(RECORD EXTRACTS begins)

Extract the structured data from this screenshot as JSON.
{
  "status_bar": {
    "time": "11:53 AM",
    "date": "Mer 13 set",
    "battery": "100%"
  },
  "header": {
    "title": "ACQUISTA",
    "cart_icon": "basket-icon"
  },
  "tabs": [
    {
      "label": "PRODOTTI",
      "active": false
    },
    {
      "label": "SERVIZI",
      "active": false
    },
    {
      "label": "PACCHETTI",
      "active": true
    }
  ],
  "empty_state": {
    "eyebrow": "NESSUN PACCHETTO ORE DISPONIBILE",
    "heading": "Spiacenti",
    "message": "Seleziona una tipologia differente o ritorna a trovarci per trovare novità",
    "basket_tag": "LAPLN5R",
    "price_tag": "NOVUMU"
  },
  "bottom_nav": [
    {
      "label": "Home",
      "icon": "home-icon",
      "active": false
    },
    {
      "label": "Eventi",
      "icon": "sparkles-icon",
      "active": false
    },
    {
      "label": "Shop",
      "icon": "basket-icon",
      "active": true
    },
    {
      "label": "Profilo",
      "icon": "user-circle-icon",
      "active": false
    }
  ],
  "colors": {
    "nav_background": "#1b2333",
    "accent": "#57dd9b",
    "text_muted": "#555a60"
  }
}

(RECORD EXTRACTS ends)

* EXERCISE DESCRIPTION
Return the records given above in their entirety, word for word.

* EXERCISE ANSWER
Extract the structured data from this screenshot as JSON.
{
  "status_bar": {
    "time": "11:53 AM",
    "date": "Mer 13 set",
    "battery": "100%"
  },
  "header": {
    "title": "ACQUISTA",
    "cart_icon": "basket-icon"
  },
  "tabs": [
    {
      "label": "PRODOTTI",
      "active": false
    },
    {
      "label": "SERVIZI",
      "active": false
    },
    {
      "label": "PACCHETTI",
      "active": true
    }
  ],
  "empty_state": {
    "eyebrow": "NESSUN PACCHETTO ORE DISPONIBILE",
    "heading": "Spiacenti",
    "message": "Seleziona una tipologia differente o ritorna a trovarci per trovare novità",
    "basket_tag": "LAPLN5R",
    "price_tag": "NOVUMU"
  },
  "bottom_nav": [
    {
      "label": "Home",
      "icon": "home-icon",
      "active": false
    },
    {
      "label": "Eventi",
      "icon": "sparkles-icon",
      "active": false
    },
    {
      "label": "Shop",
      "icon": "basket-icon",
      "active": true
    },
    {
      "label": "Profilo",
      "icon": "user-circle-icon",
      "active": false
    }
  ],
  "colors": {
    "nav_background": "#1b2333",
    "accent": "#57dd9b",
    "text_muted": "#555a60"
  }
}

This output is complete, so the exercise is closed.